Climate Change and Geopolitics Workshop | June 24, 2021

July 21, 2021
By Scott Moore | Perry World House

The acceleration of climate change impacts makes it ever more apparent that climate change will be a defining feature of international relations, international security, and geopolitics for the foreseeable future. Yet for the most part, these fields lack a clear and coherent set of organizing principles to guide scholarly thinking on the effects and implications of climate change.

At the same time, recent debates over engaging China on climate change indicate that climate and energy policy must take greater account of the prevailing paradigm of great power competition. The policy relevance of these issues is highlighted by Executive Order 140008, signed by President Biden on January 27, 2021, which orders government agencies to identify and “mainstream” climate-related risks and issues into policy and strategic planning. 

To help address these issues, Perry World House convened a diverse group of scholars and policymakers for a workshop on Climate Change and Geopolitics on June 24, 2021. The gathering fostered greater dialogue between scholars of international relations, security, and geopolitics on the one hand and climate change and the environment on the other, both within their respective communities and with each other. This dialogue addressed specific theoretical and practical questions, such as the durability of the nation-state-centric world order and corresponding role of non-state and sub-state actors; and how to reconcile the need for collective action on climate change amidst pervasive geopolitical, economic, and ideological rivalry between the United States, China, and other powers.

The convening included three sessions, each of which aimed to address a specific set of questions within these overall topics and to assess the implications for policy at every level. The first addressed “Implications of Climate Change for the International Order: Non-State Actors, International Trade, Migration,” asking: What existing or potential climate impacts are ignored or insufficiently addressed by the current international institutional framework? Who should take the lead in filling these gaps? The second looked at the “Geopolitical and Security Dimensions of Climate Change: China, Transatlantic Relations, Gulf States, and International Organizations.” Participants spoke to how climate change will re-order relations between the United States, other major powers, and international organizations, as well as what policymakers need to do to respond. The final session picked up on this angle, as leading policy experts from municipal and national governments, the United Nations, think tanks, and the private sector answered: What do scholars miss about policymaking at the intersection of climate and national security policy? How can scholars and researchers help inform better policy?

At least four major themes emerged from the workshop as a whole that help to identify gaps in the current academic literature and in the understanding of policymakers. First, the nexus between climate change and geopolitics is relatively well explored with respect to a few countries or regions, especially the Arctic, high-latitude countries, and China, but not well covered in the literature with respect to other countries and regions. Second, the increasing centrality of climate change in international security is creating more complex dilemmas and tradeoffs between climate action and other normative issues and concerns. Perhaps the most poignant of these are accounts of forced labor and human rights abuses in China’s renewable energy supply chain, much of which is located in Xinjiang. Third, standard climate science products are not well geared to the needs of policymakers. While climate data itself is abundant, much of it is still not presented in an easily digestible form to policymakers, potentially increasing the possibility that policymakers have not fully internalized the risks of phenomena like non-linear climate effects, which are difficult to communicate succinctly. Fourth, finally, and on a related note, more sophisticated and spatially downscaled data and analysis are needed to help present policymakers with a more complete picture of climate risk, including not just changes to the physical environment but also the distribution of people and resources and their relationship to social and political systems.

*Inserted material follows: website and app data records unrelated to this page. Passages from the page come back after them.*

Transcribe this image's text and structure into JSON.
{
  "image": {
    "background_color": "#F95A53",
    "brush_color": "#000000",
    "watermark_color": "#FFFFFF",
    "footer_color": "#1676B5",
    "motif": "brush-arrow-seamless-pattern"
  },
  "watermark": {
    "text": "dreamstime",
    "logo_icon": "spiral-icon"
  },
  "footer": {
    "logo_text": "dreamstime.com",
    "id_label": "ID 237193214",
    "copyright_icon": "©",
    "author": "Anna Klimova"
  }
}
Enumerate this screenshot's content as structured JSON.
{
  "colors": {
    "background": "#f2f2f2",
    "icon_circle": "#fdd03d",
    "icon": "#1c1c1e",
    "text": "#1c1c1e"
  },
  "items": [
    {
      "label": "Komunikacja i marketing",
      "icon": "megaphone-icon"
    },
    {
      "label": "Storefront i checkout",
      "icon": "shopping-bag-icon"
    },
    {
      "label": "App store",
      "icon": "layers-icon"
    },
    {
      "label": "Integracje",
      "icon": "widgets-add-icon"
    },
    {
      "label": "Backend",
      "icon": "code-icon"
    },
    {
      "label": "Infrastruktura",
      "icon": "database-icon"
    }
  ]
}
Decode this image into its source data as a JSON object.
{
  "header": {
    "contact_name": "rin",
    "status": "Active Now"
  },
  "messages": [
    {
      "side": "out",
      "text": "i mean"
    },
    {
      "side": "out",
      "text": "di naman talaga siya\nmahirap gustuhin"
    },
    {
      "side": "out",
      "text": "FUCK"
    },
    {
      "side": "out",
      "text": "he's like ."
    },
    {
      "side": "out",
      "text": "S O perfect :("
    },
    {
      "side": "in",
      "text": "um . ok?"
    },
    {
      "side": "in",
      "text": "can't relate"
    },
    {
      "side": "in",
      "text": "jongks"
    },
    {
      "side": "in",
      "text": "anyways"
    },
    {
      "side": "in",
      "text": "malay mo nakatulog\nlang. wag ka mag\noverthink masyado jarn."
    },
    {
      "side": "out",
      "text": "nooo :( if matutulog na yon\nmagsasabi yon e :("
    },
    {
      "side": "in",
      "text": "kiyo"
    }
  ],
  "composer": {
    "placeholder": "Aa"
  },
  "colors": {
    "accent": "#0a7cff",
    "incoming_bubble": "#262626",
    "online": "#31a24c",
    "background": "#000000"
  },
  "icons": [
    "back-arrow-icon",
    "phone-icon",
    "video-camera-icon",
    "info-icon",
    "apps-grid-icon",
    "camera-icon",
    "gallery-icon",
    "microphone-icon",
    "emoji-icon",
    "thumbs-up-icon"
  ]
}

Perhaps most important of all, the workshop created and strengthened a network of scholars and policymakers interested in exploring the impact of climate change on international security, and international security experts interested in addressing climate change, that can help support future work at the intersection of climate change and geopolitics. Watch this space!

This workshop was organized with support from Carnegie Corporation of New York.